A Twitter hashtag that translates to "I support the execution verdict for the terrorists" has been used to express views like, "Until the end of the Brothers in Egypt, so we can live in safety" and "Our dead are in heaven. Their dead are in hell."
What has the international reaction been like?
International condemnation, like the death sentences, came swiftly.
Human Rights Watch's Sarah Leah Whitson said, "The Minya court failed to carry out its most fundamental duty to assess the individual guilt of each defendant, violating the most basic fair trial right." Amnesty International's statement reads, "Today's mass death sentences handed down by an Egyptian court are a grotesque example of the shortcomings and the selective nature of Egypt's justice system."
UN human rights spokesman Rupert Colville said, "The mass imposition of the death penalty after a trial rife with procedural irregularities is in breach of international human rights law."
Egypt's military government has been the target of international condemnation on several occasions since Morsi's ouster. It has shown no remorse for its actions, and has not attempted to redress past excesses or alter its behavior.

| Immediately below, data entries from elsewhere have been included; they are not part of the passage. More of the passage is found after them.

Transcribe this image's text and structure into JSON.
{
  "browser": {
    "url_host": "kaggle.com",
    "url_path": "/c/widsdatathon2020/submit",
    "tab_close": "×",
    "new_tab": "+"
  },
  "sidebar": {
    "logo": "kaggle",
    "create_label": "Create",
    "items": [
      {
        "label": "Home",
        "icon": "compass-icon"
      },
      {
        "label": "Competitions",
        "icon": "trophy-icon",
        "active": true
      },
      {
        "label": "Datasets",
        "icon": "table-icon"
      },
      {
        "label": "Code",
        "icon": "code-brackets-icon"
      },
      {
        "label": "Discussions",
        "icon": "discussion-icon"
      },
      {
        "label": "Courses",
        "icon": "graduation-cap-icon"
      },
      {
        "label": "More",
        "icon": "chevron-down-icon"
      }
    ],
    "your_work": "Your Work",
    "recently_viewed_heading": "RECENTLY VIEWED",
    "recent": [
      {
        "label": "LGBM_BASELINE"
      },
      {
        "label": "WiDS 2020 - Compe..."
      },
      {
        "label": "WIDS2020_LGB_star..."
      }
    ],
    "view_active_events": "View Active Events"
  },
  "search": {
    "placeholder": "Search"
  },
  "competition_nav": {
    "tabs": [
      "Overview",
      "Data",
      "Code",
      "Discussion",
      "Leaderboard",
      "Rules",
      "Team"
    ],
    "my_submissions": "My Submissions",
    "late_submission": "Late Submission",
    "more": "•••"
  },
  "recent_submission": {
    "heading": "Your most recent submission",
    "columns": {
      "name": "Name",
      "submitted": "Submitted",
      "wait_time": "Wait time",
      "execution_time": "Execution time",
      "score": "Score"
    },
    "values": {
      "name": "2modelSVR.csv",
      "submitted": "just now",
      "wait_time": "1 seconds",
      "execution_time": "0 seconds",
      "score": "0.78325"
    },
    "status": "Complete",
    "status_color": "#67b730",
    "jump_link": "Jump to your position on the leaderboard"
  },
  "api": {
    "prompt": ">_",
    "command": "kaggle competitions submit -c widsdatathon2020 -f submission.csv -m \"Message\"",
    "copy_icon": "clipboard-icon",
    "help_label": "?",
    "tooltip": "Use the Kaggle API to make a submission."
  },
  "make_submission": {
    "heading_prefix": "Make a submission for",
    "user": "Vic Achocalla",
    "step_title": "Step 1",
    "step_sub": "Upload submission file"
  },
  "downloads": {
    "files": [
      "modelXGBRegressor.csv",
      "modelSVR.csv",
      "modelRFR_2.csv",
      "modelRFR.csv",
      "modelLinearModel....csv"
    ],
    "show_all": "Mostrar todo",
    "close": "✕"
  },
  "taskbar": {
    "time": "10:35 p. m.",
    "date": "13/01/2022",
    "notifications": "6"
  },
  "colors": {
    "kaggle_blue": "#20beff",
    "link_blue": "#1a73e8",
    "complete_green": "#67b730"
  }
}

Why Egypt cracking down on the Muslim Brotherhood?
Image Credit: APThe Muslim Brotherhood, founded in Egypt in 1928, has faced suppression – and sometimes violence – for much of its existence. The group has managed to thrive, and eventually former Egyptian president Hosni Mubarak gave the Islamist group some room in the political arena, and soon members became part of the government.
The group grew its supporter base through its social programs. Following Mubarak's ouster in 2011, the Brotherhood was officially recognized as a part of the new government. Members won almost half of the parliamentary seats, and one of their members won the presidency.
After an arguably unsuccessful year in power, mass protests against Morsi on June 30 eventually turned into a coup, and the Islamist president was arrested by Egypt's military.
Today, the group is considered a terrorist organization in several countries, including Egypt.
The BBC has created a helpful video explaining Egypt's history of suppressing the group:
Why are these convictions such a big deal?
Most of those convicted were tried in abstentia, so the convicts may spend the rest of their lives in hiding. Also, the verdict needs to be approved by Egypt's grand mufti. If the verdict stands, lawyers are expected to appeal. So it is unclear if Egypt will go down in history as being that country that executed hundreds of its citizens after a sham trial. Nonetheless, the verdict is part of a descent into authoritarianism that arguably outdoes the days of Mubarak. Since Morsi's ouster, Egypt's government has created a state in which dissent is simply not permitted. Journalists and political activists (of the liberal as well as religious conservative bent) are killed and jailed.
The only real political threat to Egypt's "deep state" establishment of Mubarak-era elites and the all-powerful military has been the Muslim Brotherhood, an organization that once dominated Egypt's post-Mubarak parliament but is now deemed an illegal terrorist organization. The combination of death sentences given to 529 Egyptians without due legal process and the an increasing culture of distrust among Egyptians has led Egypt to becoming a mirror of the worst human rights offenders of the communist block and would-be socialist states like Qaddafi's Libya, save for any real or rhetorical concern for the country's downtrodden. This should be of concern to everyone.